"Education" and "freedom" may seem like somewhat contradictory concepts. In some modern societies, education is looked as an integral component -- giving people liberty, autonomy and independence through the power and informed choices that come with knowledge. However, in terms of parents educating children, education can often imply authority, discipline and restrictions rather than freedom.
This is a timely topic as the main objective of the Seder, the first night of Passover, is to educate to freedom. Grandparents, parents and children gather to tell the story of going out of Egypt. We eat Matza, unleveled bread, to commemorate the suffering and affliction, as well as Maror, bitter herbs, to taste and feel the bitterness of slavery. This annual history lesson certainly doesn't sound, feel or taste like freedom. It feels particularly painful because you need to go through this lengthy story before finally getting to the festival meal. So how does the first night of Passover educate to freedom?

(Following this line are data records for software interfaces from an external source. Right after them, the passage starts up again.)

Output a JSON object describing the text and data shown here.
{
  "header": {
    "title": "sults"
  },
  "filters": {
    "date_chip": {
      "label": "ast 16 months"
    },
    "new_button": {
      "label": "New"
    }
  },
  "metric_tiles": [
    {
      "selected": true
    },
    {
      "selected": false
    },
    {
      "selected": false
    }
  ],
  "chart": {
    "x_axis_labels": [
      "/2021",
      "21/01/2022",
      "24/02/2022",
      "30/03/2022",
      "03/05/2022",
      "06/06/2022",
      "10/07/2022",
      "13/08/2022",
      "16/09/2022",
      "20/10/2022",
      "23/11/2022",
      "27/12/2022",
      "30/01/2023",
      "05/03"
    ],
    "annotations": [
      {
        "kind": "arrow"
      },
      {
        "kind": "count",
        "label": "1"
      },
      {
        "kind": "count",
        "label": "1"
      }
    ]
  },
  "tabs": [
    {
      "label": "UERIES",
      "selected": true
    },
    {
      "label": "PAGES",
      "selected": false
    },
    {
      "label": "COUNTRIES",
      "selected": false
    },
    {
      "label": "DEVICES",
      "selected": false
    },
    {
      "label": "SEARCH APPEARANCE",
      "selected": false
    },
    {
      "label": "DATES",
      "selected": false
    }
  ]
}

The book of Exodus narrates 3,000-year-old events. Immediately after fleeing Rameses, Pharaoh's pyramidal capital, and crossing the Egyptian border, one of Moses' first instructions to the freed Hebrews is, "When God will bring you into the Land... You shall tell your son on that day: It is for this that God did for me when I came out of Egypt." (Exodus 13, 5-8)
Educating by telling the new generation -- not just an academic history lesson, but our story that we leave again each year -- is the main priority of the New Hebrew nation. The famous medieval commentator Rashi (Exodus, 13-8) further explains, "It is in order that I follow His commandments that God took me out of Egypt." The traditional thinking is that I commemorate the history by following His commandments, such as eating the unleveled bread and the bitter herbs, however Rashi reverses the logical order: God took me out of Egypt in order that I follow His commandments. In other words, the history is only a means to a higher purpose: "to bring you, my son, to follow His commandments." The purpose is actually you, my son, and your behavior. The first message from Moses, right after achieving freedom, is that man is not a mere subject to history, but man's behavior actually shapes history.

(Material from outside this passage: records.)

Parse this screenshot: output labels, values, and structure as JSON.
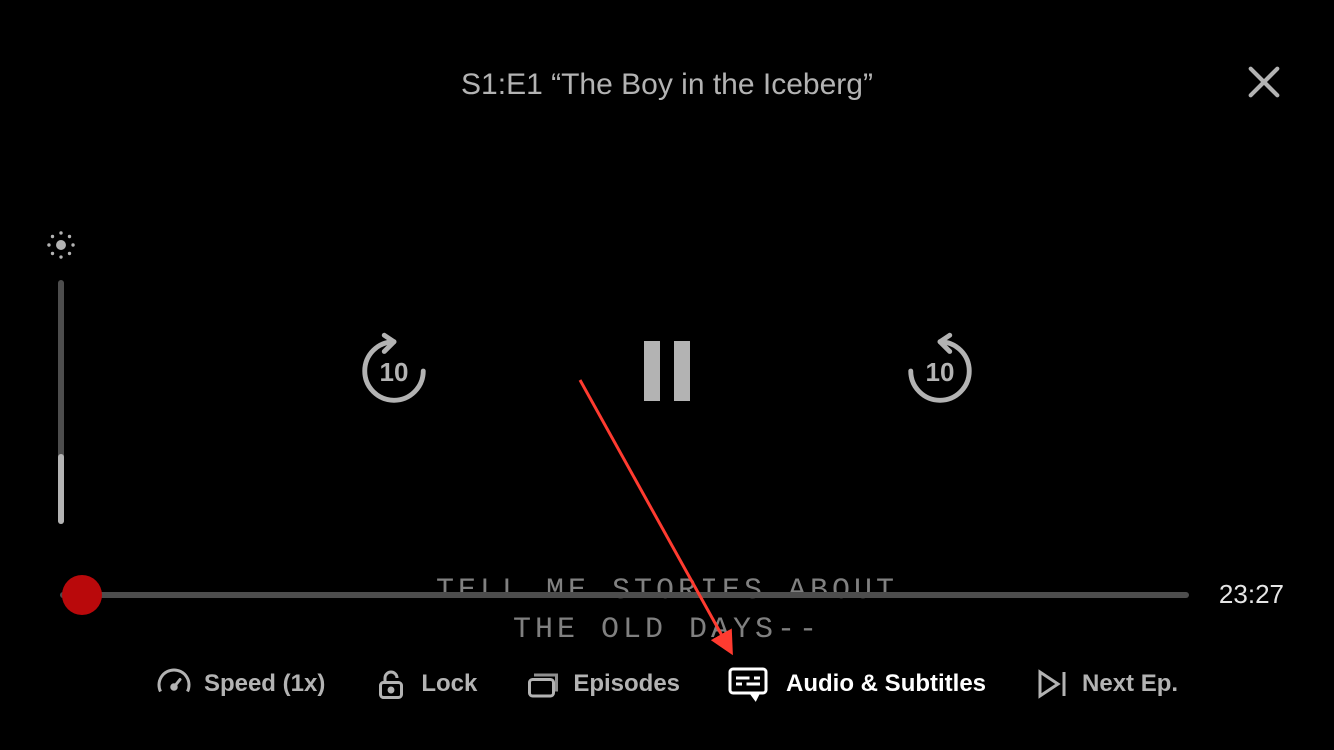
{
  "title": "S1:E1 “The Boy in the Iceberg”",
  "seek": {
    "back_label": "10",
    "forward_label": "10"
  },
  "subtitle_overlay": "TELL ME STORIES ABOUT\nTHE OLD DAYS--",
  "time_remaining": "23:27",
  "bottom": {
    "speed": "Speed (1x)",
    "lock": "Lock",
    "episodes": "Episodes",
    "audio_subtitles": "Audio & Subtitles",
    "next_ep": "Next Ep."
  }
}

This is true freedom: Our ability to shape reality. We have the power to initiate, create and change reality rather than only react and survive it. How can we all educate our children to true freedom? Teach them not to look at reality as defining their acts but to look at their acts as defining reality.
It is an education of responsibility. Each person can -- through his/her behavior -- change the world around them and make it a better place by following His commandments. It's up to you, the parents teaching this primal education to the next generation, the future leaders of modern society, to instill this responsibility. That's education to freedom; that's the message of the Seder.